US to extend Huawei's partial reprieve on supply curbs
The US Commerce Department is expected to extend a reprieve given to Huawei Technologies that permits the Chinese firm to buy supplies from US companies so that it can service existing customers, two sources familiar with the situation said.
The “temporary general license” will be extended for Huawei for 90 days, the sources said.
The Commerce Department initially allowed Huawei to purchase some American-made goods in May shortly after blacklisting the company in a move aimed at minimizing disruption for its customers, many of which operate networks in rural America.
An extension will renew an agreement set to lapse on August 19, continuing the Chinese company’s ability to maintain existing telecommunications networks and provide software updates to Huawei handsets.
The situation surrounding the license remains fluid, the sources said.
When the Commerce Department blocked Huawei from buying US goods earlier this year, it was seen as a major escalation in the trade dispute between the world’s two top economies.
The US government blacklisted Huawei alleging the Chinese company is involved in activities contrary to national security or foreign policy interests, allegations the company has repeatedly denied.
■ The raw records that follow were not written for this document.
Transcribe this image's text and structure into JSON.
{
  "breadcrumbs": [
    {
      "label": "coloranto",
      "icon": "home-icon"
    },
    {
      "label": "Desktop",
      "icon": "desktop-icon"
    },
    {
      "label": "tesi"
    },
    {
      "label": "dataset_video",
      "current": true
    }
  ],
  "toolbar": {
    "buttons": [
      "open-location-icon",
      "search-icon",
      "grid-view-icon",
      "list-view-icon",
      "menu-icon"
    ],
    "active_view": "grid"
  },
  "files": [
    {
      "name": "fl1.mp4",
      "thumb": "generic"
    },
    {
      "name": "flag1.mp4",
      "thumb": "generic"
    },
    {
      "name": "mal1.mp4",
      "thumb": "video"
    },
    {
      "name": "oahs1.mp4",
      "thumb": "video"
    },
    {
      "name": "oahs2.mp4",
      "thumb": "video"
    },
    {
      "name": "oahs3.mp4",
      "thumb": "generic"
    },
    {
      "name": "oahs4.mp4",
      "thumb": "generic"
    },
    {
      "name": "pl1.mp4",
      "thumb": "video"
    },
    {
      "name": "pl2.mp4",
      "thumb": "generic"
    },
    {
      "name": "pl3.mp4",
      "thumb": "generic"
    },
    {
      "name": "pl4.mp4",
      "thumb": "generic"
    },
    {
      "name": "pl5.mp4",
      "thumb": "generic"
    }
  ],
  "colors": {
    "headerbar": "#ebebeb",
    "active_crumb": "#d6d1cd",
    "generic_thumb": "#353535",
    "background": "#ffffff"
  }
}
The world’s largest telecommunications equipment maker is still prohibited from buying American parts and components to manufacture new products without additional special licenses.
Many Huawei suppliers have requested the special licenses to sell to the firm. Commerce Secretary Wilbur Ross told reporters late last month he had received more than 50 applications, and that he expected to receive more.
Out of US$70 billion that Huawei spent buying components in 2018, some US$11 billion went to US firms including Qualcomm, Intel and Micron Technology.